A/Professor Rajeev Pathak is Clinical Director for Cardiac Electrophysiology & Pacing at the Canberra Hospital, The Australian National University and The Canberra Heart Rhythm Centre. His residency and advanced training in Cardiology were completed at The Canberra Hospital, before pursuing his Doctorate and sub-specialisation in Cardiac Electrophysiology at the Royal Adelaide Hospital. His PhD studies were awarded numerous accolades including The University medal, Ralph Reader Award from the Cardiac Society of Australia and New Zealand, The Samuel A. Levine Young Investigator Award from the American Heart Association, the Eric Prystowsky award from Heart Rhythm Society and the Parmley award from The American college of Cardiology. After completion of his PhD, Rajeev was awarded the prestigious Neil Hamilton Fellowship from the National Health and Medical Research Council (NHMRC) and the Bushells Fellowship by Royal Australasian College of Physicians (RACP) to join the team of Professor Francis Marchlinski at The University of Pennsylvania.
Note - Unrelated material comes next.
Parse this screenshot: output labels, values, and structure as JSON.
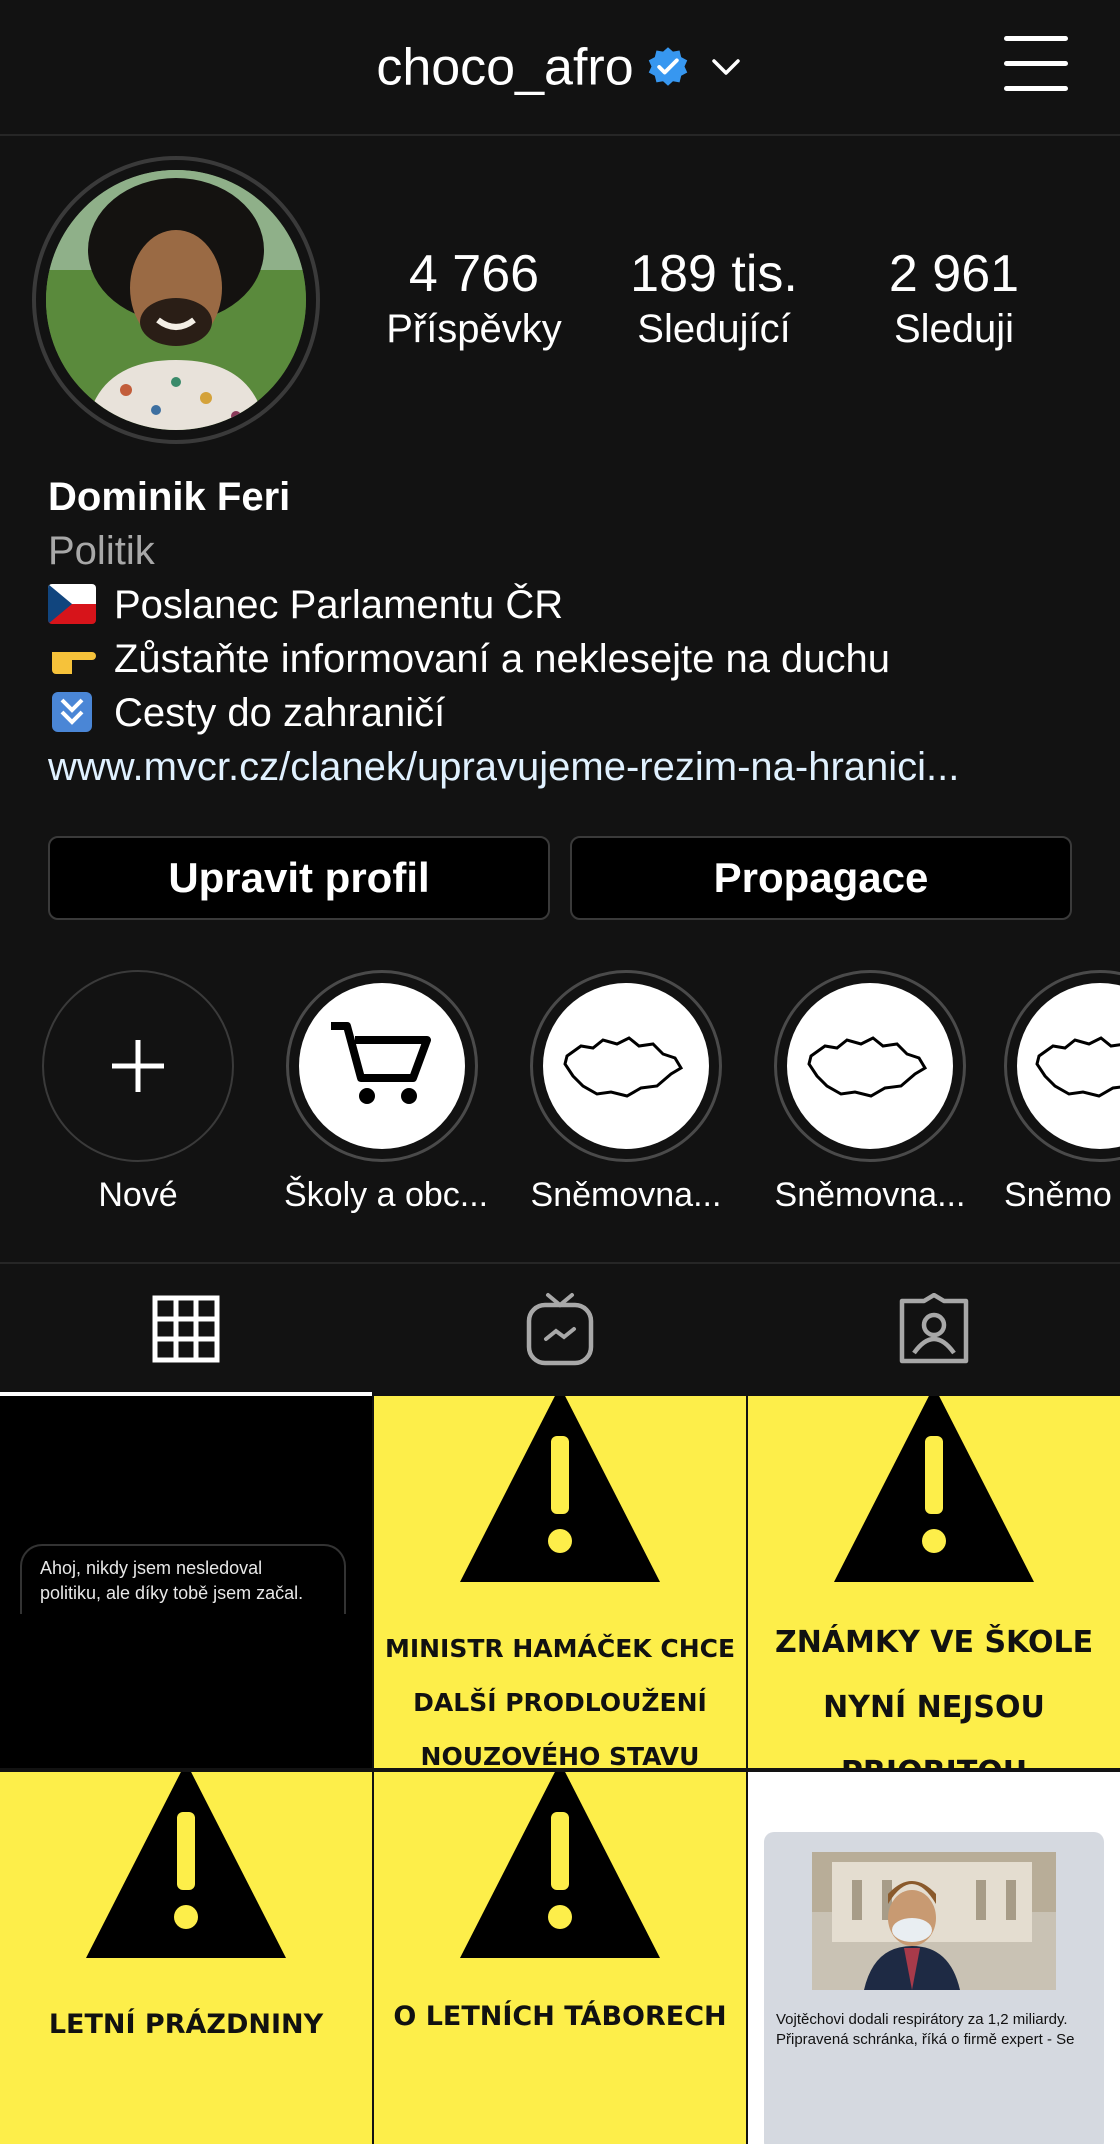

Upon returning to Australia, Rajeev has established advanced Cardiac Electrophysiological Clinical, Training and Research programs. He has established the Electrophysiology Services at The Canberra Hospital to provide specialised care for cardiac arrhythmias. He is the head of The Heart Rhythm Disorders research group at Australian National University and director of The Canberra Heart Rhythm Centre. Rajeev is committed to education and has established the first ACT Electrophysiology Fellowship Program. He is currently the Principal Investigator in 15 Clinical Trials. Rajeev has made significant contributions to the literature in the field of Cardiac Electrophysiology with over 100 publications, 540 abstracts and 3000 citations. He is frequently invited to national and international scientific meetings and has presented as Plenary Session Speaker. Rajeev has been recognized as an emerging leader by all major cardiovascular societies.
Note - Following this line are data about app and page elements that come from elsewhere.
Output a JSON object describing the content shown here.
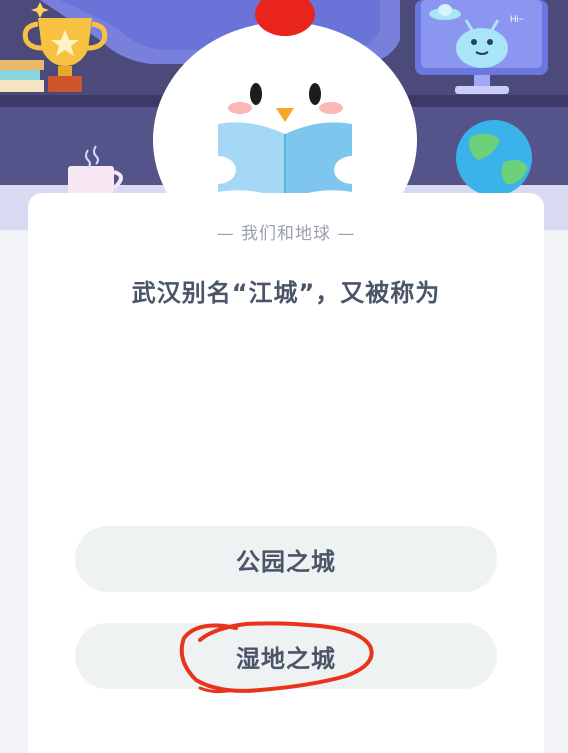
{
  "quiz": {
    "category": "— 我们和地球 —",
    "question": "武汉别名“江城”，又被称为",
    "options": [
      {
        "label": "公园之城"
      },
      {
        "label": "湿地之城"
      }
    ],
    "selected_option": 1
  },
  "hero": {
    "speech_text": "Hi~"
  },
  "colors": {
    "hero_background": "#4b4a7a",
    "card": "#ffffff",
    "option_background": "#eef2f2",
    "text_primary": "#4a5568",
    "text_secondary": "#9aa1ab",
    "scribble": "#e8341c"
  },
  "icons": [
    "trophy-icon",
    "chick-mascot",
    "alien-icon",
    "ufo-icon",
    "earth-globe-icon",
    "tea-cup-icon",
    "books-icon"
  ]
}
Dr Charles Itty
Dr Itty finished his general cardiology training (DM) at Christian Medical College, Ludhiana, India before moving to Australia. He did interventional cardiology fellowships at The Canberra Hospital, Canberra and John Hunter Hospital, Newcastle, Australia. Dr Itty has also done a Master of Public Health (MPH) from the University of Sydney. Dr Itty is a trained interventional cardiologist with several years of clinical experience. He has worked as a senior staff specialist and director of cardiology at Lismore Base Hospital, Lismore, Australia for many years before returning to Canberra where he started his training in Australia. Currently he works as a staff specialist and interventional cardiologist at The Canberra Hospital. He is also the Deputy Director of Cardiology at The Canberra Hospital. Dr Itty has special interest in interventional cardiology research and teaching. He also has a passion to develop and support systems that deliver excellence in clinical care.